In observance of National Military Consumer Protection Month, Attorney General Tim Fox offers tips to help protect active and retired military personnel and their families from consumer fraud.
'Unfortunately, service members can still become the victims of identity theft, scams, bad lending practices, and other criminal behaviors during the time they are deployed, when they are back on U.S. soil, and after they have retired from military service,' Attorney General Tim Fox said. 'Fortunately, there are a variety of strategies to help our servicemen and women avoid getting ripped off during these challenging times,' Fox added.
Fox offered these tips:
• Set up an 'Active Duty Alert' if you're deployed and don't expect to open a new line of credit, such as a car loan, mortgage, or a new credit card. The Active Duty Alert requires creditors to take additional steps to verify your identity before allowing new credit in your name. Active Duty Alerts last for one year, but can be renewed. To set one up, call the fraud department of any of the three credit reporting agencies, or fill out an Active Duty Alert form online. The credit reporting agency you initially alert is then responsible for contacting the other two credit reporting companies.

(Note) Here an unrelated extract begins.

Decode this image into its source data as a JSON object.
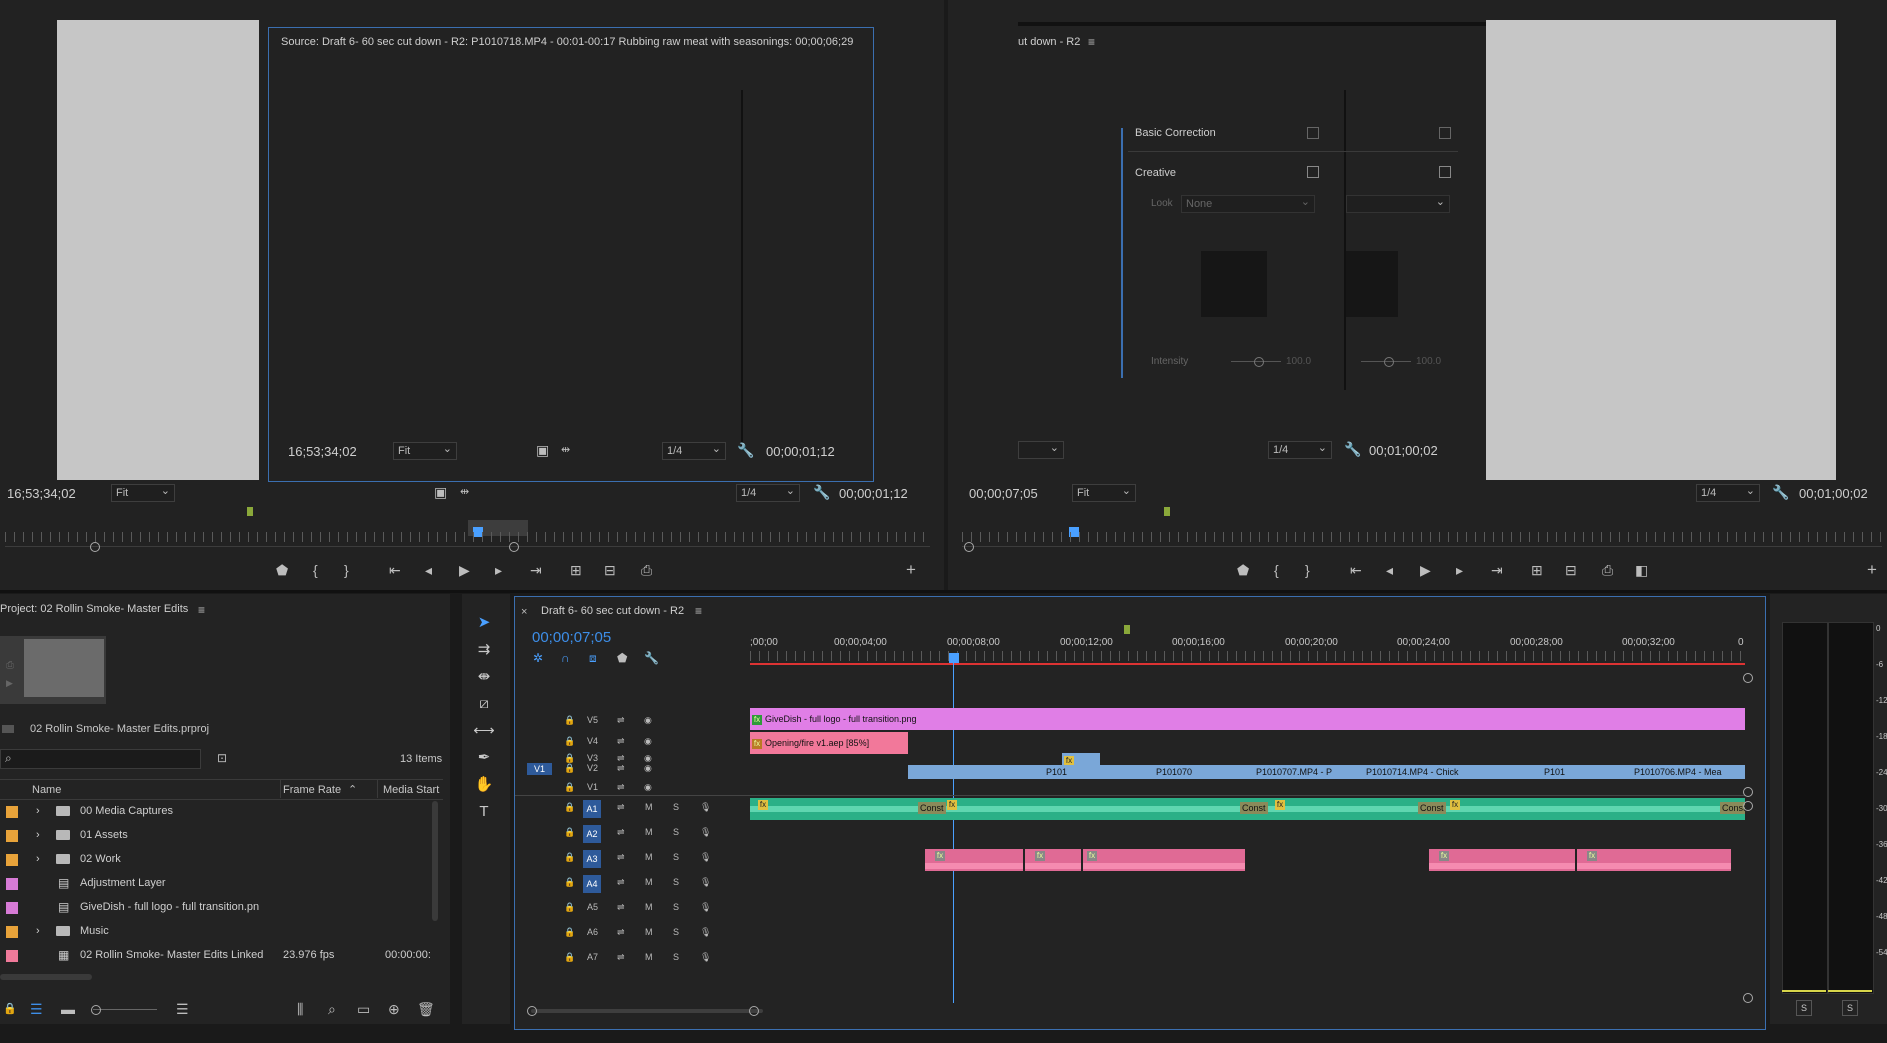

• Be wary of military-targeted scams such as online postings offering too-good-to-be-true housing rental prices for military personnel, con artists impersonating government contractor recruiters, or scammers pretending to be representatives from the Department of Veterans Affairs.
○ Never wire money for a housing security deposit and consider utilizing the Department of Defense sponsored Automated Housing Referral Network to find a home.
○ Don't share any personal account or identity information someone who contacted you first. Instead, hang up and call the VA directly and ask them if the VA has been trying to contact you. Do this even if the email address or caller ID says Veterans Affairs. Scammers can manipulate e-mail addresses and caller I.D. to look legitimate.
○ Never hand over identification documents until you've met with a potential employer at their company location during regular work hours.
• Access your benefits through the VA. Some scammers try to charge veterans for services they can get for free elsewhere, like copies of their military record, or applying to receive benefits. However, applying for benefits is always free through the Veterans Benefits Administration.
○ Don't share any personal information with anyone who contacts you about accessing your veteran's benefits. Instead, call the Veterans Benefits Administration directly so you know you're working with a legitimate representative.
• Don't give out personal details over the phone, email, text or even in person to sources unknown to you. TRICARE, the government's health program for service members and retirees, warns that scammers are offering 'free coronavirus test kits' in exchange for personal information, Social Security numbers, and bank or credit card information. Additionally, scammers are taking advantage of military stop movement orders to try and get service members to reveal personal information, using tactics such as threatening security clearance revocation.
To learn more, visit the Montana Department of Justice's Office of Consumer Protection military consumer protection web page.